I called D. last Thursday to make a date for this past weekend and found she had taken a severe downturn and couldn’t get out of bed. That was startling and somewhat upsetting, as she had been up and around just four days prior.
I felt rattled for a short while, as if there were something I should do. I worried that maybe she would die before I saw her again, and then I reminded myself that there was nothing in particular to be done, and that whatever was going to happen was going to happen.
After work that evening, I went to the Zen Center and meditated in the zendo and also had dinner there prior to the first meeting of an eight-week class I’m taking, taught by Paul Haller. That first session was extremely helpful.

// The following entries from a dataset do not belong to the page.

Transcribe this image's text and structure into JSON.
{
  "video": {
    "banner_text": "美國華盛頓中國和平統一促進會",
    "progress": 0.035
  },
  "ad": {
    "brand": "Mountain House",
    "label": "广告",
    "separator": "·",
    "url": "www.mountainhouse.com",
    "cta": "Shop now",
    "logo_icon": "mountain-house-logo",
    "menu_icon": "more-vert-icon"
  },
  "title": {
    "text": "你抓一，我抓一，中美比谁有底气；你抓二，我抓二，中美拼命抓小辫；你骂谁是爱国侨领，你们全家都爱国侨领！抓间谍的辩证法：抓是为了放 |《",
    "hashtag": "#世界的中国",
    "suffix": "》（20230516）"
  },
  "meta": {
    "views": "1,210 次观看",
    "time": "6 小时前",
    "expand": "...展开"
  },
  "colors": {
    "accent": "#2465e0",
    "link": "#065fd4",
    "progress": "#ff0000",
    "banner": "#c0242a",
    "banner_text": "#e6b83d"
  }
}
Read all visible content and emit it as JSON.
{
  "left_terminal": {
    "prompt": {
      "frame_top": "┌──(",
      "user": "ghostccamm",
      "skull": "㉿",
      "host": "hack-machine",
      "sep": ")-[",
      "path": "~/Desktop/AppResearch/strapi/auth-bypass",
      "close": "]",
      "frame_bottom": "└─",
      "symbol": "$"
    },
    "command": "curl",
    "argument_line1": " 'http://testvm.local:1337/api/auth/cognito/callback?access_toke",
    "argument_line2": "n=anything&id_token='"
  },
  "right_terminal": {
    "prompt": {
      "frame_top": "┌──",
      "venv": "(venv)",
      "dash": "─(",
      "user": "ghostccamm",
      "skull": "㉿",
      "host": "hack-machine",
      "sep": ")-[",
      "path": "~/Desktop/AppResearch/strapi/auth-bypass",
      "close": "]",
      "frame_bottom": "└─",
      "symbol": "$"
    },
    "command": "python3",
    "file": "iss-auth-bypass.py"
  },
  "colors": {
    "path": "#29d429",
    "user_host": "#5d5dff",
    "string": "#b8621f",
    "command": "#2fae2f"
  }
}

I tend to think that being mindful—aware of a chosen object—is something I can aspire to do and have more and more success with over time: I want to do this thing, and I remember to do it as often as possible.
However, on a day with many mindful moments, I don’t think, “I’m really a mindful person,” and on a day when there are few, I don’t think, “Well, I’m just a mindless person.” Instead, I think, “Wow, the whole day passed with hardly any mindful moments! But I can be awake in this moment, and I can try again tomorrow.”
In contrast, I assume that things like being kind or generous (i.e., things that seem to pertain to emotions) are just ways you fundamentally have to be as a person, or at least, that you have to be in a certain mood. When I fall short, I attribute it to not being in the right mood or, worse, and most of the time, I berate myself for just not being a kind person or a patient person or what have you. Besides being yet another instance of unkindness in and of itself, this hardly sets the stage for success in the future.
Something Paul said in that first class made a light bulb go on over my head: While it’s true that being in an affable or calm mood is very helpful, and while it is certainly true that if you practice harmful actions over and over, you will give every evidence of simply being that type of person, I realized that I can undertake the practices of behaving in certain ways just as I undertake the practice of noticing things.
These behaviors can simply be things I try to do as often as possible, with more or less success from day to day, regardless of mood and without taking success or failure personally.
On Friday night, I received a work-related call at 11:30 p.m., well past my bedtime, which kind of threw the whole weekend out of whack, since I then got up three hours later than planned on Saturday. I didn’t see D. this weekend, but she had perked back up and was well enough to go out with friends yesterday.